Despite its high leverage and its troubles at its home market, I have liked Madrid-based Telefonica (TEF), which is held by Charles Brandes and David Dreman - for over a year now. The reason was simple: My estimated value for Telefonica was well below its stock's price. The value of its Latin American operations (over 50% of the company's top-line) provided some support for the company's profitability level while its strategy of cutting debt through asset sales (such as the sale of its O2 UK broadband business and 40% of Telefonica Central America) was working even better than I had initially expected.

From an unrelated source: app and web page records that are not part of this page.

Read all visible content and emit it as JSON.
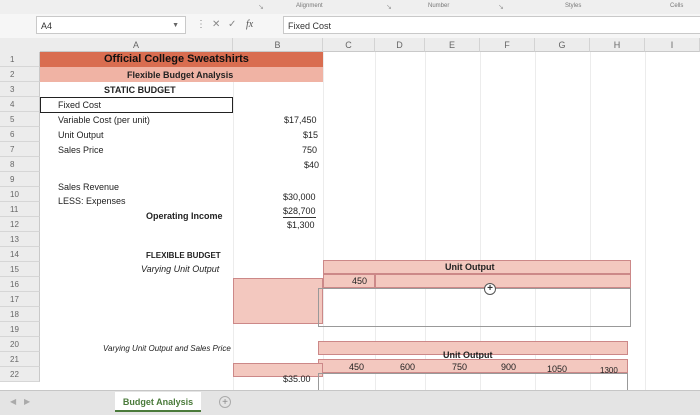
{
  "ribbon": {
    "alignment": "Alignment",
    "number": "Number",
    "styles": "Styles",
    "cells": "Cells"
  },
  "formula_bar": {
    "name_box": "A4",
    "cancel": "✕",
    "enter": "✓",
    "fx": "fx",
    "content": "Fixed Cost"
  },
  "columns": [
    "A",
    "B",
    "C",
    "D",
    "E",
    "F",
    "G",
    "H",
    "I"
  ],
  "rows": [
    "1",
    "2",
    "3",
    "4",
    "5",
    "6",
    "7",
    "8",
    "9",
    "10",
    "11",
    "12",
    "13",
    "14",
    "15",
    "16",
    "17",
    "18",
    "19",
    "20",
    "21",
    "22"
  ],
  "sheet": {
    "title": "Official College Sweatshirts",
    "subtitle": "Flexible Budget Analysis",
    "static_budget": "STATIC BUDGET",
    "fixed_cost_label": "Fixed Cost",
    "variable_cost_label": "Variable Cost (per unit)",
    "unit_output_label": "Unit Output",
    "sales_price_label": "Sales Price",
    "fixed_cost_value": "$17,450",
    "variable_cost_value": "$15",
    "unit_output_value": "750",
    "sales_price_value": "$40",
    "sales_revenue_label": "Sales Revenue",
    "less_expenses_label": "LESS: Expenses",
    "operating_income_label": "Operating Income",
    "sales_revenue_value": "$30,000",
    "expenses_value": "$28,700",
    "operating_income_value": "$1,300",
    "flexible_budget": "FLEXIBLE BUDGET",
    "varying_unit_output": "Varying Unit Output",
    "unit_output_header": "Unit Output",
    "flex_c14": "450",
    "varying_both": "Varying Unit Output and Sales Price",
    "unit_output_header2": "Unit Output",
    "c21": "450",
    "d21": "600",
    "e21": "750",
    "f21": "900",
    "g21": "1050",
    "h21": "1300",
    "b22": "$35.00"
  },
  "sheet_tab": "Budget Analysis",
  "add_sheet": "+"
}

Apparently, the market recognized Telefonica's value since the shares are up by 30% year to date. As a direct result of the surging stock price, Telefonica's price is not as attractive as it used to be. The company now trades at 10.8% 2014 adjusted equity free cash flow yield and 5.7 times EV/EBITDA.
A Deal with Trans-Atlantic Consequences
Overall, I still think the ultra-competitive European telecom sector still trades at a cheap level. Above all considering the up-and-coming consolidation process that should help ameliorate the sector's competitive landscape. As a part of the aforementioned consolidation process, Telefonica has acquired control of Telco, which is Telecom Italia's (TI) major shareholder. This would give Telefonica de-facto control of Italy's former telecom monopoly.
This move will surely trigger some trans-Atlantic transactions. For example, Telecom Italia controls TIM in Brazil and Telecom Argentina (TEO). Both companies (TIM and Telecom Argentina) compete with Telefonica's businesses in such countries. Hence, the straightforward result from Telefonica's recent move on Telecom Italia should be the forced sales of Telecom Italia's businesses in Latin America. According to Credit Suisse's analysts, Telecom Italia, which is currently generating as much as 28% of its EBITDA in Brazil and Argentina, could get more than $12 billion for its Latin American operations. This could actually be a good thing for shareholders. The huge cash inflow should help Telecom Italia reduce its $36 billion debt pile and push down the company's gearing to 1.7 times EBITDA from the currently high 2.5 times EBITDA. The cash could also help the Italian company to make very much needed infrastructure investments in its home market.
Given current market prices, I would sell my position in Telefonica in order to build a long position in Telecom Italia. Clearly, the company's situation in its home market is not an easy one. The company's top-line is expected to decrease by 10% year-over-year in 2013 and the strategic steps the company will be taking are not clear following the recent departure of its former CEO, Franco Bernabe.
That said, the competitive situation in the Italian telecom market should ameliorate going forward and the company trades at an adjusted equity FCF yield of 16.6% and 2014 4 times EV/EBITDA. This price level, which is a significant discount to European peers, should discount most of the risks Telecom Italia should face in the near term future. Besides, I would not rule out the possibility of a full-blown take over of Telecom Italia by Telefonica in the next 12 to 36 months.